“Do you want to see what goes on inside a firehouse? Do you want to learn more about how the city plows its streets or landfills its garbage?” Donchess asked during his State of the City address last Tuesday. “Do you want to learn more about city budgeting? Sign up for the Nashua City Academy right away.”

Its beginnings are somewhat humble. There are 50 openings available, and will go to the first 50 applicants. Presumably, if a significant number of citizens show interest, more sessions will be scheduled.

Weekly classes are set for Monday nights, from 6:30-8:30, in the City Hall Auditorium. The initial presentation will include the mayor, Board of Alderman president Brian McCarthy and representatives from city boards and volunteer opportunities.

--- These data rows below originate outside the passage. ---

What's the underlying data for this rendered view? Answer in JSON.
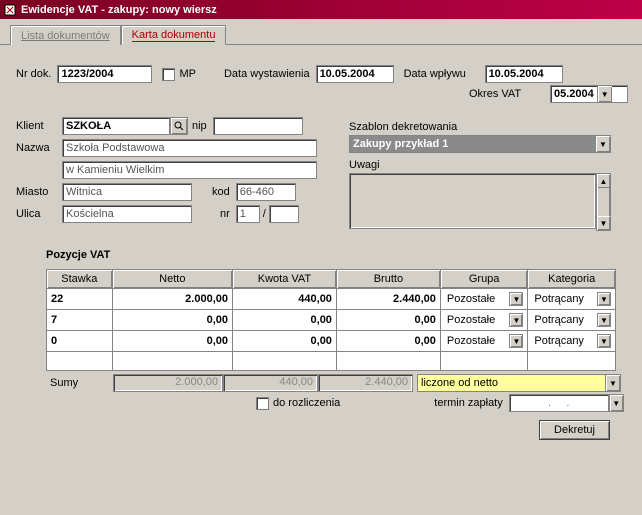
{
  "window": {
    "title": "Ewidencje VAT - zakupy: nowy wiersz"
  },
  "tabs": {
    "list": "Lista dokumentów",
    "card": "Karta dokumentu"
  },
  "top": {
    "nrdok_label": "Nr dok.",
    "nrdok": "1223/2004",
    "mp_label": "MP",
    "data_wyst_label": "Data wystawienia",
    "data_wyst": "10.05.2004",
    "data_wpl_label": "Data wpływu",
    "data_wpl": "10.05.2004",
    "okres_label": "Okres VAT",
    "okres": "05.2004"
  },
  "klient": {
    "label": "Klient",
    "value": "SZKOŁA",
    "nip_label": "nip",
    "nip": "",
    "nazwa_label": "Nazwa",
    "nazwa1": "Szkoła Podstawowa",
    "nazwa2": "w Kamieniu Wielkim",
    "miasto_label": "Miasto",
    "miasto": "Witnica",
    "kod_label": "kod",
    "kod": "66-460",
    "ulica_label": "Ulica",
    "ulica": "Kościelna",
    "nr_label": "nr",
    "nr1": "1",
    "nr_sep": "/",
    "nr2": ""
  },
  "szablon": {
    "label": "Szablon dekretowania",
    "value": "Zakupy przykład 1",
    "uwagi_label": "Uwagi",
    "uwagi": ""
  },
  "pozycje": {
    "title": "Pozycje VAT",
    "head": {
      "stawka": "Stawka",
      "netto": "Netto",
      "kwota": "Kwota VAT",
      "brutto": "Brutto",
      "grupa": "Grupa",
      "kategoria": "Kategoria"
    },
    "rows": [
      {
        "stawka": "22",
        "netto": "2.000,00",
        "kwota": "440,00",
        "brutto": "2.440,00",
        "grupa": "Pozostałe",
        "kategoria": "Potrącany"
      },
      {
        "stawka": "7",
        "netto": "0,00",
        "kwota": "0,00",
        "brutto": "0,00",
        "grupa": "Pozostałe",
        "kategoria": "Potrącany"
      },
      {
        "stawka": "0",
        "netto": "0,00",
        "kwota": "0,00",
        "brutto": "0,00",
        "grupa": "Pozostałe",
        "kategoria": "Potrącany"
      }
    ],
    "sumy_label": "Sumy",
    "sumy": {
      "netto": "2.000,00",
      "kwota": "440,00",
      "brutto": "2.440,00"
    },
    "liczone": "liczone od netto",
    "do_rozliczenia": "do rozliczenia",
    "termin_label": "termin zapłaty",
    "termin": ".     ."
  },
  "footer": {
    "dekretuj": "Dekretuj"
  }
}
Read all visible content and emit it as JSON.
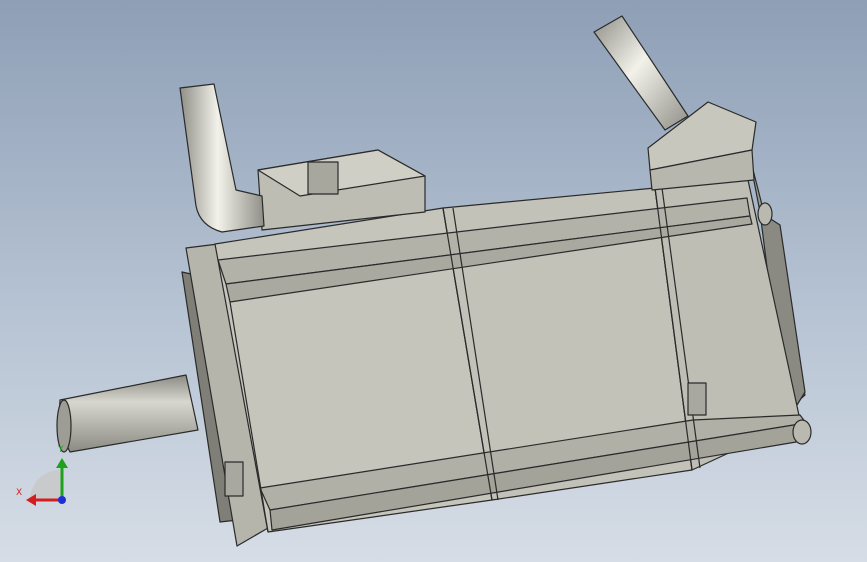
{
  "viewport": {
    "background_top": "#8e9fb6",
    "background_bottom": "#d6dde6"
  },
  "model": {
    "body_color": "#c3c3b9",
    "body_dark": "#a5a59b",
    "edge_color": "#2a2a2a",
    "shaft_color": "#b9b9b0"
  },
  "triad": {
    "x_label": "X",
    "y_label": "Y",
    "x_color": "#d41e1e",
    "y_color": "#1ea21e",
    "z_color": "#1c2fd6"
  }
}
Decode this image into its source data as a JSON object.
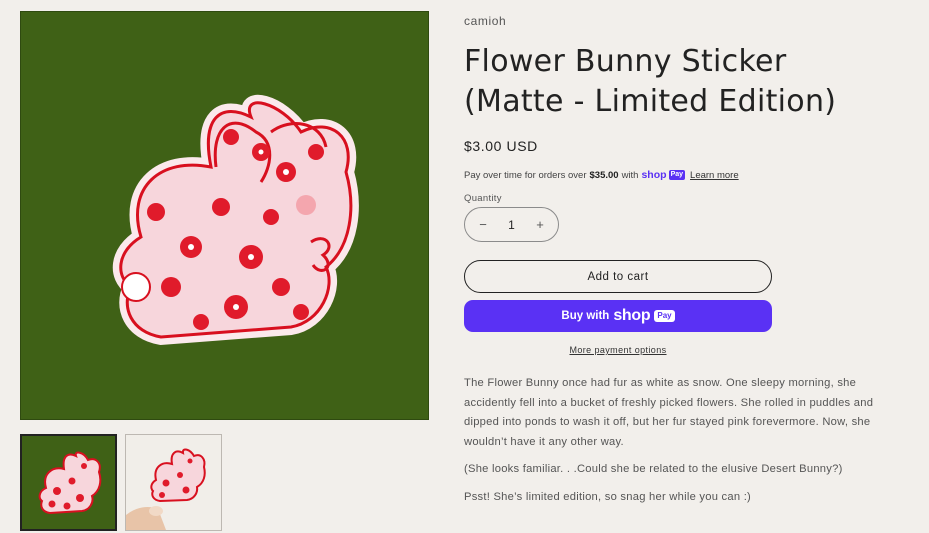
{
  "product": {
    "vendor": "camioh",
    "title": "Flower Bunny Sticker (Matte - Limited Edition)",
    "price": "$3.00 USD"
  },
  "installments": {
    "prefix": "Pay over time for orders over",
    "amount": "$35.00",
    "with": "with",
    "brand": "shop",
    "badge": "Pay",
    "learn_more": "Learn more"
  },
  "quantity": {
    "label": "Quantity",
    "value": "1",
    "decrease": "−",
    "increase": "+"
  },
  "actions": {
    "add_to_cart": "Add to cart",
    "buy_with": "Buy with",
    "buy_brand": "shop",
    "buy_badge": "Pay",
    "more_options": "More payment options"
  },
  "description": [
    "The Flower Bunny once had fur as white as snow. One sleepy morning, she accidently fell into a bucket of freshly picked flowers. She rolled in puddles and dipped into ponds to wash it off, but her fur stayed pink forevermore. Now, she wouldn’t have it any other way.",
    "(She looks familiar. . .Could she be related to the elusive Desert Bunny?)",
    "Psst! She’s limited edition, so snag her while you can :)"
  ],
  "colors": {
    "image_background": "#3f6116",
    "shop_pay": "#5a31f4",
    "sticker_pink": "#f7d6dc",
    "flower_red": "#e01b2b"
  },
  "gallery": {
    "main_alt": "flower bunny sticker on green background",
    "thumbnails": [
      "sticker on green background",
      "sticker held in hand"
    ]
  }
}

Future Monday evenings will feature the city’s Economic Development Director Tim Cummings, Nashua Police Chief Andrew Lavoie (for two sessions), Fire and Rescue Chief Steven Galipeau, representatives from the Community Development program, representatives from the Department of Public Works and all of its various divisions, the School Department, the Public Library, Emergency Management and Health and Human Services.

The 50 citizens who avail themselves to this opportunity should be commended for their willingness to hear from the folks who work for them in coordinating the services they are subsidizing. Complaining about a city department’s perceived shortcomings is easy and vulnerable to dissolving into personal debate. Knowledge of a department’s operations, and putting a face on its leadership, can only help in avoiding toxic feelings that often linger in a citizen’s kind long after the squabbling.

And, by the way, everyone really should take advantage of their most fundamental right and vote in city elections.

The seeds of what our representatives in Washington do truly are planted in the cities and towns.